By following this step-by-step guide, identifying and calculating the angle between a vector and the X-axis becomes a systematic process that ensures accurate results and a comprehensive understanding of the vector’s positioning.

## Step 7: Handle special cases

### A. Handling angles in quadrants II and IV

In Step 7 of finding the angle between a vector and the X-axis, special consideration must be given to angles in Quadrants II and I

When a vector lies in Quadrant II or IV, the angle between the vector and the X-axis will always be greater than 90 degrees. This is because the X-axis lies in Quadrants I and II, while Quadrants III and IV are below the X-axis.

To handle angles in Quadrants II and IV, follow these additional steps:

1. Determine the angle calculated in Step 6: Convert the direction angle to degrees.

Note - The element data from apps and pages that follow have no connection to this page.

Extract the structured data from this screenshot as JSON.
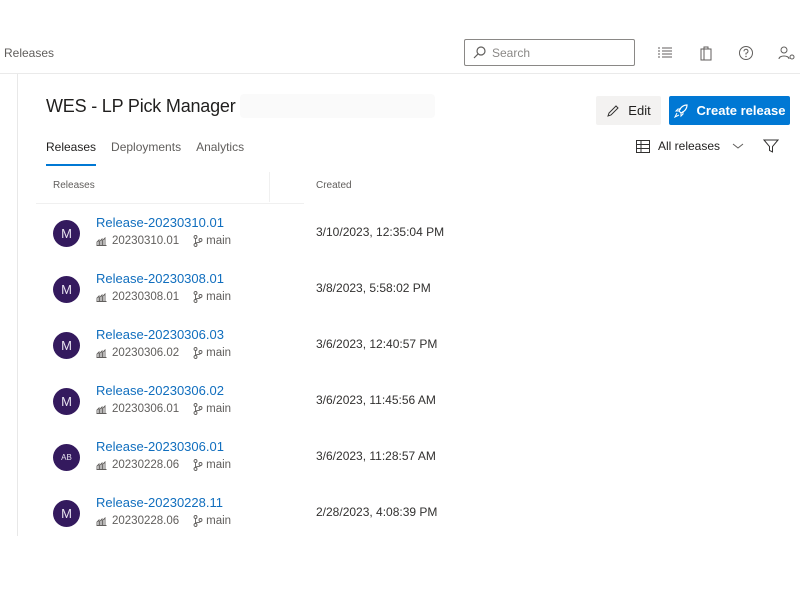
{
  "header": {
    "breadcrumb": "Releases",
    "search_placeholder": "Search",
    "icons": [
      "list-icon",
      "shopping-bag-icon",
      "help-icon",
      "user-settings-icon"
    ]
  },
  "page": {
    "title": "WES - LP Pick Manager",
    "edit_label": "Edit",
    "create_label": "Create release",
    "tabs": [
      {
        "label": "Releases",
        "active": true
      },
      {
        "label": "Deployments",
        "active": false
      },
      {
        "label": "Analytics",
        "active": false
      }
    ],
    "view_select": "All releases"
  },
  "table": {
    "columns": [
      "Releases",
      "Created"
    ],
    "rows": [
      {
        "avatar": "M",
        "name": "Release-20230310.01",
        "build": "20230310.01",
        "branch": "main",
        "created": "3/10/2023, 12:35:04 PM"
      },
      {
        "avatar": "M",
        "name": "Release-20230308.01",
        "build": "20230308.01",
        "branch": "main",
        "created": "3/8/2023, 5:58:02 PM"
      },
      {
        "avatar": "M",
        "name": "Release-20230306.03",
        "build": "20230306.02",
        "branch": "main",
        "created": "3/6/2023, 12:40:57 PM"
      },
      {
        "avatar": "M",
        "name": "Release-20230306.02",
        "build": "20230306.01",
        "branch": "main",
        "created": "3/6/2023, 11:45:56 AM"
      },
      {
        "avatar": "AB",
        "name": "Release-20230306.01",
        "build": "20230228.06",
        "branch": "main",
        "created": "3/6/2023, 11:28:57 AM"
      },
      {
        "avatar": "M",
        "name": "Release-20230228.11",
        "build": "20230228.06",
        "branch": "main",
        "created": "2/28/2023, 4:08:39 PM"
      }
    ]
  },
  "colors": {
    "accent": "#0078d4",
    "link": "#106ebe",
    "avatar": "#341a5e"
  }
}
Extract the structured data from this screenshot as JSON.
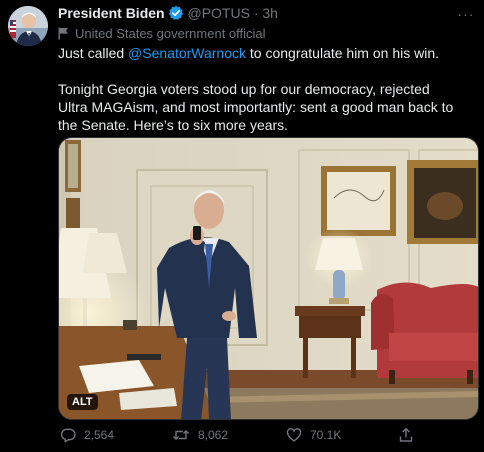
{
  "tweet": {
    "display_name": "President Biden",
    "handle": "@POTUS",
    "separator": "·",
    "time": "3h",
    "affiliation": "United States government official",
    "text_before_mention": "Just called ",
    "mention": "@SenatorWarnock",
    "text_after_mention": " to congratulate him on his win.",
    "paragraph_2": "Tonight Georgia voters stood up for our democracy, rejected Ultra MAGAism, and most importantly: sent a good man back to the Senate. Here’s to six more years.",
    "alt_badge": "ALT",
    "more_glyph": "···"
  },
  "actions": {
    "replies": "2,564",
    "retweets": "8,062",
    "likes": "70.1K"
  },
  "icons": {
    "verified": "verified-badge-icon",
    "affiliation": "flag-icon",
    "reply": "reply-icon",
    "retweet": "retweet-icon",
    "like": "heart-icon",
    "share": "share-icon",
    "more": "more-icon"
  },
  "colors": {
    "background": "#000000",
    "text": "#e7e9ea",
    "muted": "#71767b",
    "accent": "#1d9bf0"
  }
}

2. For angles in Quadrant II, subtract the calculated angle from 180 degrees. This will give the correct angle between the vector and the X-axis.

3. For angles in Quadrant IV, add the calculated angle to 360 degrees. This will also give the correct angle between the vector and the X-axis.

It is important to note that the angle between a vector and the X-axis should always be positive. By adding or subtracting the calculated angle in Step 6 to the respective values mentioned above, we ensure that the angle remains positive and falls within the correct range.

Remember to use absolute values in Step 5: Find the absolute value of the angle to obtain the correct value of the angle between the vector and the X-axis.

By applying these steps, you can accurately handle special cases where the vector lies in Quadrants II or IV and find the correct angle between the vector and the X-axis.

Understanding how to handle these special cases is crucial to obtaining accurate and meaningful results when finding the angle between a vector and the X-axis.

## Conclusion

In this article, we have provided you with a step-by-step guide on how to find the angle between a vector and the X-axis. Let’s recap the main steps we discussed.

### Step 1: Identify the given vector

Begin by understanding the concept of vector notation and coordinates. A vector can be represented as an ordered pair or a column matrix, where the first number denotes the horizontal component (x-coordinate) and the second number denotes the vertical component (y-coordinate).

### Step 2: Determine the magnitude of the given vector

The magnitude of a vector represents its length or size. To determine the magnitude, use the Pythagorean theorem, which states that the square of the hypotenuse of a right triangle is equal to the sum of the squares of the other two sides. Calculate the square root of the sum of the squares of the horizontal and vertical components.

### Step 3: Calculate the vector’s direction using arctan

To find the direction of the vector, use the arctan function. Arctan, also known as inverse tangent, returns an angle in radians. Apply arctan to the ratio of the vertical component to the horizontal component of the vector.

### Step 4: Convert the direction angle to degrees

If you prefer to work with degrees instead of radians, convert the direction angle from radians to degrees. Multiply the direction angle in radians by 180 and divide by π (pi).

### Step 5: Find the absolute value of the angle

The angle between the vector and the X-axis is usually measured in the counterclockwise direction from the positive X-axis. To ensure a positive angle value, find the absolute value of the calculated angle.

### Step 6: Determine the quadrant of the angle

Quadrants divide the coordinate plane into four sections. Depending on the signs of the x and y coordinates, the angle can lie in different quadrants. Determine the quadrant to properly interpret the angle.

### Step 7: Handle special cases

Be aware of special cases where the angle falls in quadrants II and IIn these cases, add or subtract 180 degrees to obtain the complete angle measurement.

By following these steps, you can confidently find the angle between a vector and the X-axis. Remember that practice is key to mastering this skill. With time and experience, you will be able to readily calculate vector angles and apply them to various mathematical and physical problems.